* **EXERCISE AIM**: Lines with the word "data" in them must be copied from the records below.
──────────────────────────────
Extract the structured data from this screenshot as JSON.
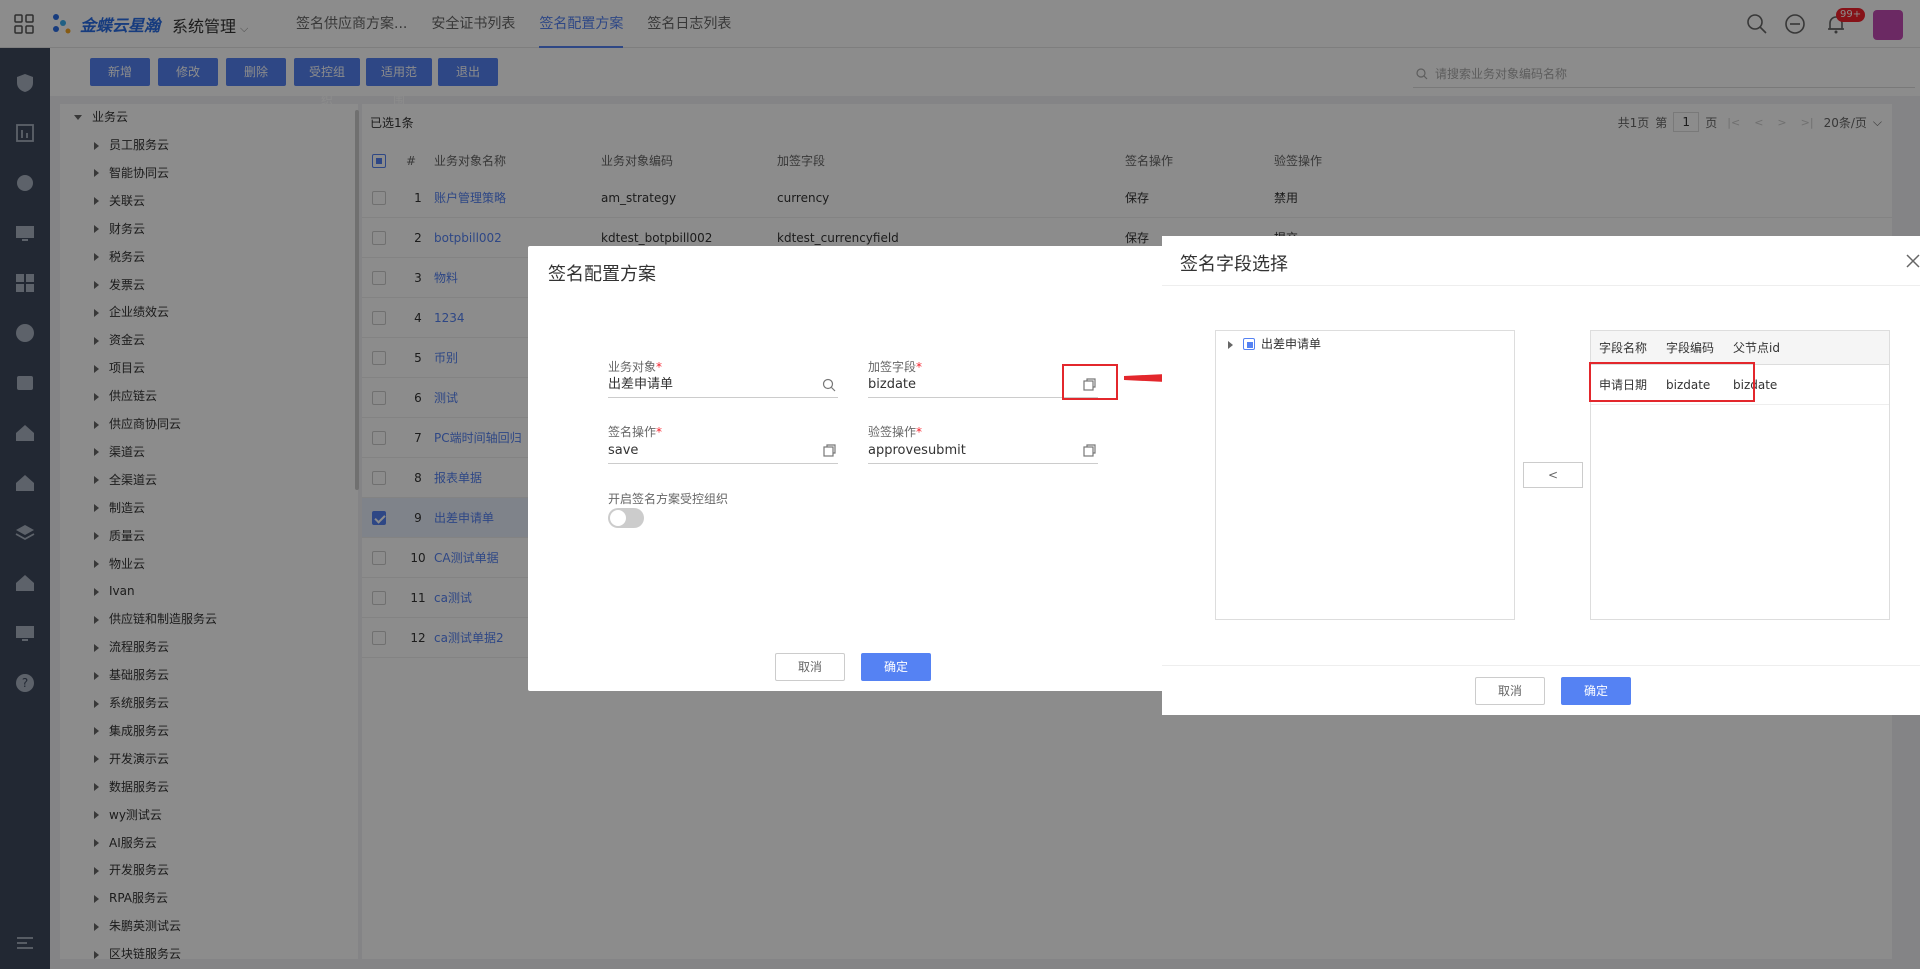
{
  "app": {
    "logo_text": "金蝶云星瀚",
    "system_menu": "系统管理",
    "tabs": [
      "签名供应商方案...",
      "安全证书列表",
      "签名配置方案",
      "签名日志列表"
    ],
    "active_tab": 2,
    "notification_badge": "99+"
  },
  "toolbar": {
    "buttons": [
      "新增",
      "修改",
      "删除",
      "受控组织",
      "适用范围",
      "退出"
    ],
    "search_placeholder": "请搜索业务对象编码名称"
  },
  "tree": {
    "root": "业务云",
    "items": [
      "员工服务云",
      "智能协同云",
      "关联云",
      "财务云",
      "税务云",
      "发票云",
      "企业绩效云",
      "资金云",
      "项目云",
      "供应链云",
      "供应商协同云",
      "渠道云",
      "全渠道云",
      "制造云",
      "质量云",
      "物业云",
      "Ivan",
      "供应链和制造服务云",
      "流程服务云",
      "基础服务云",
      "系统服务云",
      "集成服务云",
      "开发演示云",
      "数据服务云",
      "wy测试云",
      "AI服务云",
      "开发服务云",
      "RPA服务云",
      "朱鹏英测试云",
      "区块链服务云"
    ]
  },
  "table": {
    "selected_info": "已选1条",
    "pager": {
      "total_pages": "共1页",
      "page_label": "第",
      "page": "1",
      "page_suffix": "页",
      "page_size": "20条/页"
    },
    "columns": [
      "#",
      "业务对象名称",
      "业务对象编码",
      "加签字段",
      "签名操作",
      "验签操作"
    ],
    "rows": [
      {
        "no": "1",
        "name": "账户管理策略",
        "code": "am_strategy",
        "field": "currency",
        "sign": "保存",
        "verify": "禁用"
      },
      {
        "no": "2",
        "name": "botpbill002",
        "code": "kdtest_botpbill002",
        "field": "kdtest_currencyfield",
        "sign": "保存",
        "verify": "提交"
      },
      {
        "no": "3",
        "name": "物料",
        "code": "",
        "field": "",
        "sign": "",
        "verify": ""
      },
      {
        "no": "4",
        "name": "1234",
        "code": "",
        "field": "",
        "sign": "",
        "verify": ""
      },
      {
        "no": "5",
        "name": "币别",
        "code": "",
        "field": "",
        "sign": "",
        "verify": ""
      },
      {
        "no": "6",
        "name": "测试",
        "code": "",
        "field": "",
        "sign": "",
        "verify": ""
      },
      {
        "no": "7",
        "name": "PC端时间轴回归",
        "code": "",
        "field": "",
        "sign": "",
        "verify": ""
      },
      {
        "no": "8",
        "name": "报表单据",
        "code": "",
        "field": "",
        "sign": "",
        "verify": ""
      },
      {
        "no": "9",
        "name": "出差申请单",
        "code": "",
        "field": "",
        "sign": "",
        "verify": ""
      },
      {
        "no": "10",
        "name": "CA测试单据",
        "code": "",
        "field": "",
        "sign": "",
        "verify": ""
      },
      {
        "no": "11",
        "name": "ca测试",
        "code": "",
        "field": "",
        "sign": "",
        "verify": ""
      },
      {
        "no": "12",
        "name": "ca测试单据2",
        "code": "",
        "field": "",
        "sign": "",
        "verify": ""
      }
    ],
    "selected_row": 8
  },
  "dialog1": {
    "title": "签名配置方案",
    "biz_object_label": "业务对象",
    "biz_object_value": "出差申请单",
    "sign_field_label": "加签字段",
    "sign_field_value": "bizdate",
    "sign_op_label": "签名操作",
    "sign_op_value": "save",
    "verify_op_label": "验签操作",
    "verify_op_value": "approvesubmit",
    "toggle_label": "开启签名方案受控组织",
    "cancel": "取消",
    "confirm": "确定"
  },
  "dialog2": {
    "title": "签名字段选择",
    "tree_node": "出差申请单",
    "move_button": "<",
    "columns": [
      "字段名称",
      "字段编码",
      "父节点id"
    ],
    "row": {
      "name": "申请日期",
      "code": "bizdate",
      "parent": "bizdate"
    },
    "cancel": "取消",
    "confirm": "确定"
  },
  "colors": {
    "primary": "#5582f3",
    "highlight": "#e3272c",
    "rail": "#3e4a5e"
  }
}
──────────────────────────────
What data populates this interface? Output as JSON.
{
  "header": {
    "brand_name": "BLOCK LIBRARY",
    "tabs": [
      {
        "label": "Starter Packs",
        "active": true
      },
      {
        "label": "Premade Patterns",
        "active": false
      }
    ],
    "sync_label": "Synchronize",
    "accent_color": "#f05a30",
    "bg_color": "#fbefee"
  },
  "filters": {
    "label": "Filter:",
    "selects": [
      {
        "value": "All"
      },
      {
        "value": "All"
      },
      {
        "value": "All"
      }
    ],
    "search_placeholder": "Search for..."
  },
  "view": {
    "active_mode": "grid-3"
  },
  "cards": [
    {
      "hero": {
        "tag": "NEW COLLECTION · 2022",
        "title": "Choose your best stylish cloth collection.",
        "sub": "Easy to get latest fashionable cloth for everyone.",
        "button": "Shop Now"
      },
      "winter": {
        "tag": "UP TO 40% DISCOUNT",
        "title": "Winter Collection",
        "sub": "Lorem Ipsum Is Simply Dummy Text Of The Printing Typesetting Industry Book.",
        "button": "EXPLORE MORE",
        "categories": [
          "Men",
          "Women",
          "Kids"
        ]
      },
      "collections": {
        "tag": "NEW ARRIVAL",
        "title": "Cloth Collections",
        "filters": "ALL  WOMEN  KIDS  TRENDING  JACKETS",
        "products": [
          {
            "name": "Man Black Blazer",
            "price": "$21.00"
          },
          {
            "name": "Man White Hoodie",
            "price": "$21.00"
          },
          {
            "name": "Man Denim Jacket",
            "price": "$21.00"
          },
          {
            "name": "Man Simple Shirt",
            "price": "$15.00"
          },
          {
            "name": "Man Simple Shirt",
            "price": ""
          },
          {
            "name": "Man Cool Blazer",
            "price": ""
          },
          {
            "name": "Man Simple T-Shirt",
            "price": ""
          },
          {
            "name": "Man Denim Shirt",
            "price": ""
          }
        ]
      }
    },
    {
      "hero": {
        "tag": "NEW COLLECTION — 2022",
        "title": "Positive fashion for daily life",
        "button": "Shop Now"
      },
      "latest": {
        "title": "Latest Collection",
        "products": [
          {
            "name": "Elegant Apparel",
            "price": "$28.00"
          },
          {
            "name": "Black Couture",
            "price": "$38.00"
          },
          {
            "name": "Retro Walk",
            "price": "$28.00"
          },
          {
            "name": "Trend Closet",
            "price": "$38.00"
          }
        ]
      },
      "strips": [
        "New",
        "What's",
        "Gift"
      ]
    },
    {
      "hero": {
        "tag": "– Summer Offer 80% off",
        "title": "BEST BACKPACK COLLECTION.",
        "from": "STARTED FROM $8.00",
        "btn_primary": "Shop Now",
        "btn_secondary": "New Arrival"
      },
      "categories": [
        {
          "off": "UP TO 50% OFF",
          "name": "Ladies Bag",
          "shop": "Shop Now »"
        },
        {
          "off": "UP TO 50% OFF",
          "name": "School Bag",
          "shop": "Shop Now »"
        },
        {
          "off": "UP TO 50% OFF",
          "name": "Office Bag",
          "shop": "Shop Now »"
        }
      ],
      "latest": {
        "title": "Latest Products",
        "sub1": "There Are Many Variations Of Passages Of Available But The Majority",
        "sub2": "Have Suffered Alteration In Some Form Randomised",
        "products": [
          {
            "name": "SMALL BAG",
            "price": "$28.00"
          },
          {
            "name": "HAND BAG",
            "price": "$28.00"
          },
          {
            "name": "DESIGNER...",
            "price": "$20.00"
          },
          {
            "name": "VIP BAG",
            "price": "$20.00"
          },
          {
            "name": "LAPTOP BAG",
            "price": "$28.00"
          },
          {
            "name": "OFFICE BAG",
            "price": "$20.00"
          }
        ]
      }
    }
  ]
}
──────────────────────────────
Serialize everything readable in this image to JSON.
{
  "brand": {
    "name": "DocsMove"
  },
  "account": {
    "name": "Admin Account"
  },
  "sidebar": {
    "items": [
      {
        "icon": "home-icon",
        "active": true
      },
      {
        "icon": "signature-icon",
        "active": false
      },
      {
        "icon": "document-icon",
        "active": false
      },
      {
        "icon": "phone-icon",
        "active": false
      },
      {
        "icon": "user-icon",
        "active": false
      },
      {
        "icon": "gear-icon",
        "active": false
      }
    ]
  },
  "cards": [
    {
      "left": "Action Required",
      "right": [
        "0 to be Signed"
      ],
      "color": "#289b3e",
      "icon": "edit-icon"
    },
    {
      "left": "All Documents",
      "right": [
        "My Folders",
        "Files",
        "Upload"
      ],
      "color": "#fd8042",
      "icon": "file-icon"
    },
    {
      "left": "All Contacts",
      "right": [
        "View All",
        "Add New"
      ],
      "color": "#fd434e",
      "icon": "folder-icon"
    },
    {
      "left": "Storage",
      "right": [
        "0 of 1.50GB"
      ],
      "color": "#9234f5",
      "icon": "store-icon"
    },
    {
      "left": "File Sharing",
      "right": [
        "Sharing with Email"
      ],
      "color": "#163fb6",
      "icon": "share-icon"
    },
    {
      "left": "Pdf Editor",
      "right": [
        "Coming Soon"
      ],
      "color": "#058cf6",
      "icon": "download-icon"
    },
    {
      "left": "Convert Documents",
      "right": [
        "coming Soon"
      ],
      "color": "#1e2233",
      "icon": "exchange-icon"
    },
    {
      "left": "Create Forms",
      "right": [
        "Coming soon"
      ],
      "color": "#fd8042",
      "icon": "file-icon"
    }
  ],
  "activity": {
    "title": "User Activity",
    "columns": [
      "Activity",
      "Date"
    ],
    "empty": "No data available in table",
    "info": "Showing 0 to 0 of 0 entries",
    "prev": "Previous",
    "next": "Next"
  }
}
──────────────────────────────
* **RESPONSE**:
Extract the structured data from this screenshot as JSON.
What data populates this interface? Output as JSON.
    "empty": "No data available in table",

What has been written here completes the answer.